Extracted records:
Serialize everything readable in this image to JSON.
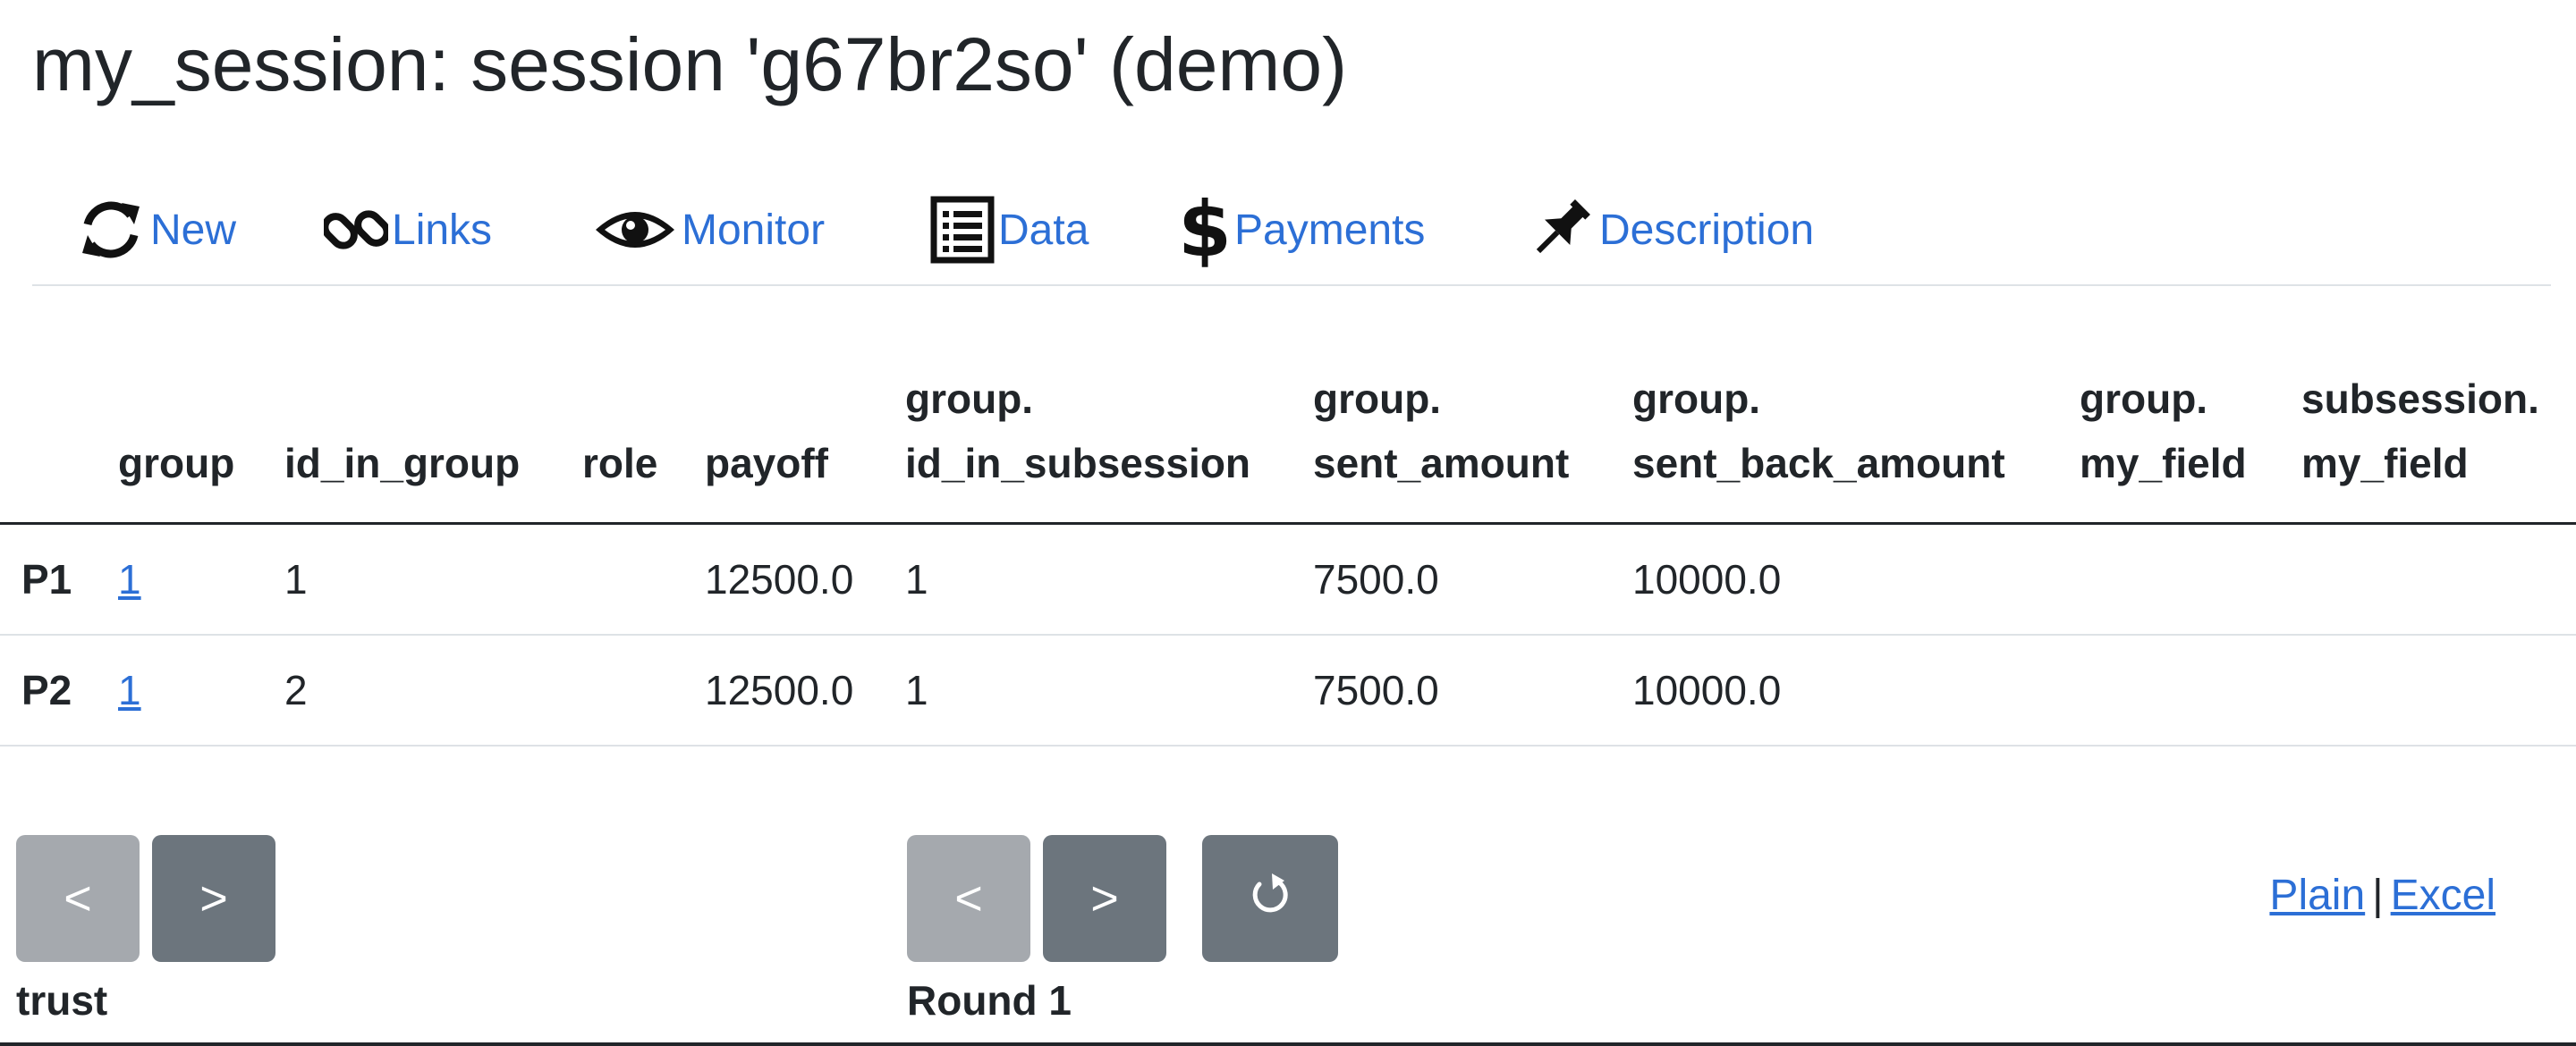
{
  "page_title": "my_session: session 'g67br2so' (demo)",
  "nav": {
    "items": [
      {
        "label": "New",
        "icon": "refresh-icon"
      },
      {
        "label": "Links",
        "icon": "link-icon"
      },
      {
        "label": "Monitor",
        "icon": "eye-icon"
      },
      {
        "label": "Data",
        "icon": "list-icon"
      },
      {
        "label": "Payments",
        "icon": "dollar-icon"
      },
      {
        "label": "Description",
        "icon": "pin-icon"
      }
    ]
  },
  "table": {
    "headers": [
      {
        "line1": "",
        "line2": ""
      },
      {
        "line1": "",
        "line2": "group"
      },
      {
        "line1": "",
        "line2": "id_in_group"
      },
      {
        "line1": "",
        "line2": "role"
      },
      {
        "line1": "",
        "line2": "payoff"
      },
      {
        "line1": "group.",
        "line2": "id_in_subsession"
      },
      {
        "line1": "group.",
        "line2": "sent_amount"
      },
      {
        "line1": "group.",
        "line2": "sent_back_amount"
      },
      {
        "line1": "group.",
        "line2": "my_field"
      },
      {
        "line1": "subsession.",
        "line2": "my_field"
      }
    ],
    "rows": [
      {
        "participant": "P1",
        "group": "1",
        "id_in_group": "1",
        "role": "",
        "payoff": "12500.0",
        "id_in_subsession": "1",
        "sent_amount": "7500.0",
        "sent_back_amount": "10000.0",
        "group_my_field": "",
        "subsession_my_field": ""
      },
      {
        "participant": "P2",
        "group": "1",
        "id_in_group": "2",
        "role": "",
        "payoff": "12500.0",
        "id_in_subsession": "1",
        "sent_amount": "7500.0",
        "sent_back_amount": "10000.0",
        "group_my_field": "",
        "subsession_my_field": ""
      }
    ]
  },
  "app_nav": {
    "prev_label": "<",
    "next_label": ">",
    "caption": "trust"
  },
  "round_nav": {
    "prev_label": "<",
    "next_label": ">",
    "caption": "Round 1",
    "refresh_icon": "refresh-icon"
  },
  "export": {
    "plain_label": "Plain",
    "separator": "|",
    "excel_label": "Excel"
  },
  "colors": {
    "link": "#2c6fd6",
    "button_enabled": "#6c757d",
    "button_disabled": "#a5a9ae",
    "text": "#212529"
  }
}
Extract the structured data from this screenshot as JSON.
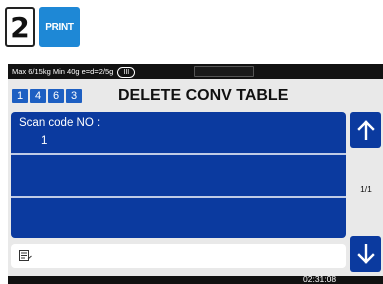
{
  "step": {
    "number": "2"
  },
  "print_button": {
    "label": "PRINT"
  },
  "status_bar": {
    "weight_info": "Max 6/15kg Min 40g e=d=2/5g",
    "range_badge": "III"
  },
  "header": {
    "code_digits": [
      "1",
      "4",
      "6",
      "3"
    ],
    "title": "DELETE CONV TABLE"
  },
  "list": {
    "rows": [
      {
        "label": "Scan code NO :",
        "value": "1"
      },
      {
        "label": "",
        "value": ""
      },
      {
        "label": "",
        "value": ""
      }
    ]
  },
  "pager": {
    "page": "1/1"
  },
  "icons": {
    "up": "arrow-up-icon",
    "down": "arrow-down-icon",
    "memo": "memo-icon"
  },
  "clock": {
    "time": "02:31:08"
  },
  "colors": {
    "accent_blue": "#0b3a9f",
    "print_blue": "#1e88d6",
    "digit_blue": "#1d5fc2"
  }
}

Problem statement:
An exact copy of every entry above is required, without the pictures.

Task output:
Serialize everything readable in this image to JSON.
{
  "page_title": "my_session: session 'g67br2so' (demo)",
  "nav": {
    "items": [
      {
        "label": "New",
        "icon": "refresh-icon"
      },
      {
        "label": "Links",
        "icon": "link-icon"
      },
      {
        "label": "Monitor",
        "icon": "eye-icon"
      },
      {
        "label": "Data",
        "icon": "list-icon"
      },
      {
        "label": "Payments",
        "icon": "dollar-icon"
      },
      {
        "label": "Description",
        "icon": "pin-icon"
      }
    ]
  },
  "table": {
    "headers": [
      {
        "line1": "",
        "line2": ""
      },
      {
        "line1": "",
        "line2": "group"
      },
      {
        "line1": "",
        "line2": "id_in_group"
      },
      {
        "line1": "",
        "line2": "role"
      },
      {
        "line1": "",
        "line2": "payoff"
      },
      {
        "line1": "group.",
        "line2": "id_in_subsession"
      },
      {
        "line1": "group.",
        "line2": "sent_amount"
      },
      {
        "line1": "group.",
        "line2": "sent_back_amount"
      },
      {
        "line1": "group.",
        "line2": "my_field"
      },
      {
        "line1": "subsession.",
        "line2": "my_field"
      }
    ],
    "rows": [
      {
        "participant": "P1",
        "group": "1",
        "id_in_group": "1",
        "role": "",
        "payoff": "12500.0",
        "id_in_subsession": "1",
        "sent_amount": "7500.0",
        "sent_back_amount": "10000.0",
        "group_my_field": "",
        "subsession_my_field": ""
      },
      {
        "participant": "P2",
        "group": "1",
        "id_in_group": "2",
        "role": "",
        "payoff": "12500.0",
        "id_in_subsession": "1",
        "sent_amount": "7500.0",
        "sent_back_amount": "10000.0",
        "group_my_field": "",
        "subsession_my_field": ""
      }
    ]
  },
  "app_nav": {
    "prev_label": "<",
    "next_label": ">",
    "caption": "trust"
  },
  "round_nav": {
    "prev_label": "<",
    "next_label": ">",
    "caption": "Round 1",
    "refresh_icon": "refresh-icon"
  },
  "export": {
    "plain_label": "Plain",
    "separator": "|",
    "excel_label": "Excel"
  },
  "colors": {
    "link": "#2c6fd6",
    "button_enabled": "#6c757d",
    "button_disabled": "#a5a9ae",
    "text": "#212529"
  }
}
Extract the structured data from this screenshot as JSON.
{
  "step": {
    "number": "2"
  },
  "print_button": {
    "label": "PRINT"
  },
  "status_bar": {
    "weight_info": "Max 6/15kg Min 40g e=d=2/5g",
    "range_badge": "III"
  },
  "header": {
    "code_digits": [
      "1",
      "4",
      "6",
      "3"
    ],
    "title": "DELETE CONV TABLE"
  },
  "list": {
    "rows": [
      {
        "label": "Scan code NO :",
        "value": "1"
      },
      {
        "label": "",
        "value": ""
      },
      {
        "label": "",
        "value": ""
      }
    ]
  },
  "pager": {
    "page": "1/1"
  },
  "icons": {
    "up": "arrow-up-icon",
    "down": "arrow-down-icon",
    "memo": "memo-icon"
  },
  "clock": {
    "time": "02:31:08"
  },
  "colors": {
    "accent_blue": "#0b3a9f",
    "print_blue": "#1e88d6",
    "digit_blue": "#1d5fc2"
  }
}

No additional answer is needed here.